The interpretation of Narcissus finds also modern forms, as we can see for example in a famous advertisement by Chanel for the Egoist perfume. We can see a young man fighting against his shadow to get the perfume that this shadow possesses. Only the bottle is truly duplicated as fetishism object. The ballet of identification is settled on rivalry – not on love: the sophisticated illusion of the struggle against the other, the conquest and also seduction, creates a strong relationship with Adonis, settled through this modern figure who is jealous of his own image.
In this idea of confrontation to the other to get the object of desire and possession, the mirror becomes the shadow – the “other”.
In the history of Western representation, Plato’s philosophy dealt first blow against the shadow stage. it was the mirror rather than the projection of interposed bodies that was to become the vehicle of the mimesis: the mirror stage is a deviation/mutation of the shadow stage.
In Leon Battista Alberti’s De Pictura we read “the invention of painting comes from Narcissus, who was turned into a flower. The shadow drawing of early painters used to believe in, by painting around shadow made by sun (see Quintilian) is simply a process of addition”.
From this interpretation comes a new conception of the pictorial image as the product of an erotic act (it is the case with Pliny) involving the same and not the other.

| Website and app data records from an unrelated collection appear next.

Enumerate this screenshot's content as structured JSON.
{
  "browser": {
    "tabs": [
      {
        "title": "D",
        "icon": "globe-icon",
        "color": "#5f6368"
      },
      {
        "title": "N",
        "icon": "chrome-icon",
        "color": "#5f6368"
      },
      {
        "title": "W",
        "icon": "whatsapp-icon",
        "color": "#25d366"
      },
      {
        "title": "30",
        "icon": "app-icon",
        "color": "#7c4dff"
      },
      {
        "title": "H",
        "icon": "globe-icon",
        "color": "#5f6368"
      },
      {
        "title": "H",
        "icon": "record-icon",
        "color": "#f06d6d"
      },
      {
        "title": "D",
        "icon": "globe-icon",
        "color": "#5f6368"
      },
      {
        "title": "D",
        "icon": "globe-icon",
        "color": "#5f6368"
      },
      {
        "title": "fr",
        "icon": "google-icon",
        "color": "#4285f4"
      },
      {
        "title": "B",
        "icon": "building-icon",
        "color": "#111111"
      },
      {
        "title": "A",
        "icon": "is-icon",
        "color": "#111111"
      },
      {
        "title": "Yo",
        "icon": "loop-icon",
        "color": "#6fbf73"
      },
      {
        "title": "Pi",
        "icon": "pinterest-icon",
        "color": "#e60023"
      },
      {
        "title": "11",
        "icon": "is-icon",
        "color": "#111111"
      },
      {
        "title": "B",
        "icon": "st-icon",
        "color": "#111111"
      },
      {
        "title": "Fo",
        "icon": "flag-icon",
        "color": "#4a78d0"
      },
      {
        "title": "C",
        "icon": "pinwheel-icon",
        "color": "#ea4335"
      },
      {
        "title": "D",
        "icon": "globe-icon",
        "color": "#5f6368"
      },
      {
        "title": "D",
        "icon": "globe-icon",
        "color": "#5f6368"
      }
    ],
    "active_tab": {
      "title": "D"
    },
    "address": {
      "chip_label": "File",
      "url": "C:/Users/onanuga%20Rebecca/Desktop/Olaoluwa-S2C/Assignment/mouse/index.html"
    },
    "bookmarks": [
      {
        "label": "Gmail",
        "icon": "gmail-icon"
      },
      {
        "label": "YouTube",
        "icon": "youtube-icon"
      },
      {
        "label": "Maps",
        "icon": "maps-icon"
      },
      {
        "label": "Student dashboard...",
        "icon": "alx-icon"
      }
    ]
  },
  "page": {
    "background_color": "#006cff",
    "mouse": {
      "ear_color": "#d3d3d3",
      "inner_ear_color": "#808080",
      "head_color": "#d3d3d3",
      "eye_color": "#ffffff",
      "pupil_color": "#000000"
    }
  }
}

In Alberti, the embracing of the mirror contrasts radically with the outlining of the shadow: from the Renaissance on, image (painting) was thought as the product of love of the same.
The image formed by Vasari of the “origin of art” maybe integrates best the “shadow stage” and the “mirror stage”.
VISUAL REFERENCES: http://www.giorgiafiorio.com/gf/Shadow_visual_ref.zip
 Professor Victor I. Stoichita, President of History of Art Faculty of Fribourg University, wrote among the other works A Short History of the Shadow, London, Reaktion Books, 1997.
This report is a concise and reduced version of his lecture at Università di Lugano, October 9th 2011.
 The Sala delle Arti is described by Bocchi and Cinelli, 1677.
 editions 1550, 1568
 in his Natural History
 Compare Pompeian advanced figuration, that Pliny certainly knew.
 psychologist of 1920s
 See also Caravaggio’s wonderful representation, 1599.
 Word game between umbra / reflected image, imaginis umbra / nil.
 “I am charmed, and I see; but what I see and what charms me I cannot find”.